Full reference: Freisling et al. Comparison of general obesity and measures of body fat distribution in older adults in relation to cancer risk: meta-analysis of individual participant data of seven prospective cohorts in Europe. British Journal of Cancer. (2017) 116, 1486–1497

Read more at Cancer Research UK

 

Diet, nutrition, physical activity and breast cancer

The report analysed 119 studies and including data on 12 million women and 260,000 cases of breast cancer | World Cancer Research Fund

WCRF

Image source: WCRF

Many epidemiologic studies have classified breast cancer cases by menopausal status at time of diagnosis, and therefore in this report we chose to highlight associations between diet, weight, and physical activity separately in premenopausal and postmenopausal breast cancer, where possible.

Key findings: premenopausal breast cancer

There is strong evidence that:

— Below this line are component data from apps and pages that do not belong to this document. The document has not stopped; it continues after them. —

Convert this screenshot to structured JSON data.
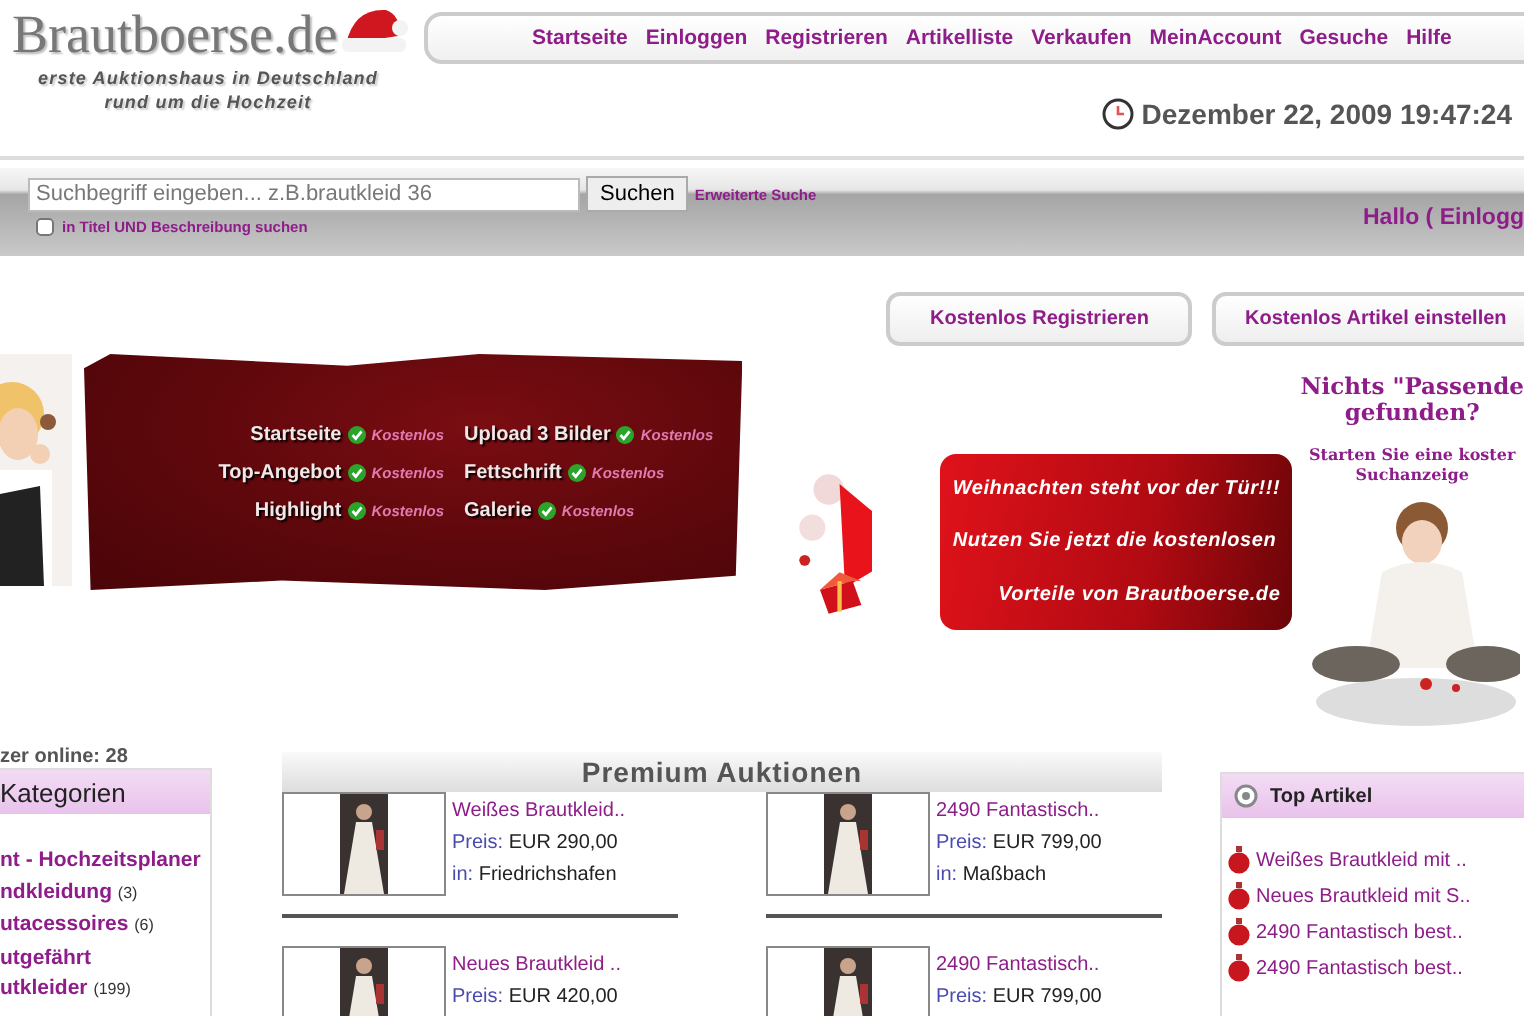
{
  "logo": {
    "title": "Brautboerse.de",
    "tagline": [
      "erste Auktionshaus in Deutschland",
      "rund um die Hochzeit"
    ]
  },
  "nav": [
    {
      "label": "Startseite"
    },
    {
      "label": "Einloggen"
    },
    {
      "label": "Registrieren"
    },
    {
      "label": "Artikelliste"
    },
    {
      "label": "Verkaufen"
    },
    {
      "label": "MeinAccount"
    },
    {
      "label": "Gesuche"
    },
    {
      "label": "Hilfe"
    }
  ],
  "datetime": "Dezember 22, 2009 19:47:24",
  "search": {
    "placeholder": "Suchbegriff eingeben... z.B.brautkleid 36",
    "button": "Suchen",
    "advanced_link": "Erweiterte Suche",
    "option": {
      "label": "in Titel UND Beschreibung suchen",
      "checked": false
    }
  },
  "greeting": "Hallo ( Einlogg",
  "action_buttons": [
    "Kostenlos Registrieren",
    "Kostenlos Artikel einstellen"
  ],
  "promo_banner": {
    "features": [
      {
        "label": "Startseite",
        "badge": "Kostenlos"
      },
      {
        "label": "Upload 3 Bilder",
        "badge": "Kostenlos"
      },
      {
        "label": "Top-Angebot",
        "badge": "Kostenlos"
      },
      {
        "label": "Fettschrift",
        "badge": "Kostenlos"
      },
      {
        "label": "Highlight",
        "badge": "Kostenlos"
      },
      {
        "label": "Galerie",
        "badge": "Kostenlos"
      }
    ]
  },
  "christmas_banner": {
    "lines": [
      "Weihnachten steht vor der Tür!!!",
      "Nutzen Sie jetzt die kostenlosen",
      "Vorteile von Brautboerse.de"
    ]
  },
  "search_request": {
    "heading": [
      "Nichts \"Passende",
      "gefunden?"
    ],
    "text": [
      "Starten Sie eine koster",
      "Suchanzeige"
    ]
  },
  "users_online": "zer online: 28",
  "categories": {
    "title": "Kategorien",
    "items": [
      {
        "name": "nt - Hochzeitsplaner"
      },
      {
        "name": "ndkleidung",
        "count": "(3)"
      },
      {
        "name": "utacessoires",
        "count": "(6)"
      },
      {
        "name": "utgefährt"
      },
      {
        "name": "utkleider",
        "count": "(199)"
      }
    ]
  },
  "premium": {
    "title": "Premium Auktionen",
    "items": [
      {
        "title": "Weißes Brautkleid..",
        "price_label": "Preis:",
        "price": "EUR 290,00",
        "location_label": "in:",
        "location": "Friedrichshafen"
      },
      {
        "title": "2490 Fantastisch..",
        "price_label": "Preis:",
        "price": "EUR 799,00",
        "location_label": "in:",
        "location": "Maßbach"
      },
      {
        "title": "Neues Brautkleid ..",
        "price_label": "Preis:",
        "price": "EUR 420,00"
      },
      {
        "title": "2490 Fantastisch..",
        "price_label": "Preis:",
        "price": "EUR 799,00"
      }
    ]
  },
  "top_articles": {
    "title": "Top Artikel",
    "items": [
      "Weißes Brautkleid mit ..",
      "Neues Brautkleid mit S..",
      "2490 Fantastisch best..",
      "2490 Fantastisch best.."
    ]
  }
}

  • consuming alcoholic drinks increases risk
  • undertaking vigorous physical activity decreases risk
  • being overweight or obese between the ages of about 18 and 30 years decreases risk
  • being overweight or obese in adulthood before the menopause decreases risk
  • developmental factors leading to greater linear growth (marked by adult attained height) increase risk
  • factors that lead to greater birthweight, or its consequences, increase risk
  • breastfeeding decreases risk (breast cancer type unspecified) in the mother
cup20breast20matrix_pre2028shortened29

Image Source: WCRF

Key findings: postmenopausal breast cancer

There is strong evidence that:

  • consuming alcoholic drinks increases risk
  • being physically active (including vigorous physical activity) decreases risk
  • being overweight or obese between the ages of about 18 and 30 years decreases risk
  • being overweight or obese throughout adulthood increases risk
  • greater weight gain in adulthood increases risk
  • developmental factors leading to greater linear growth (marked by adult attained height) increase risk
  • breastfeeding decreases risk (breast cancer type unspecified) in the mother
cup20breast20matrix_post2028shortened29

Image source: WCRF

Chance of colon cancer recurrence nearly cut in half in people who eat nuts

Something as simple as eating tree nuts may make a difference in the long-term survival of patients with colon cancer, a new study concludes. American Society of Clinical Oncology (ASCO) | ScienceDaily | 18th May 2017

pistachio-1098173_1920

An observational study of 826 patients with stage III colon cancer showed that those who consumed two ounces or more of nuts per week had a 42% lower chance of cancer recurrence and 57% lower chance of death than those who did not eat nuts.

A secondary analysis revealed the benefit of nut consumption was limited to tree nuts. Tree nuts include almonds, walnuts, hazelnuts, cashews, and pecans, among others. These findings will be presented at the upcoming 2017 ASCO Annual Meeting in Chicago.

Read more at ScienceDaily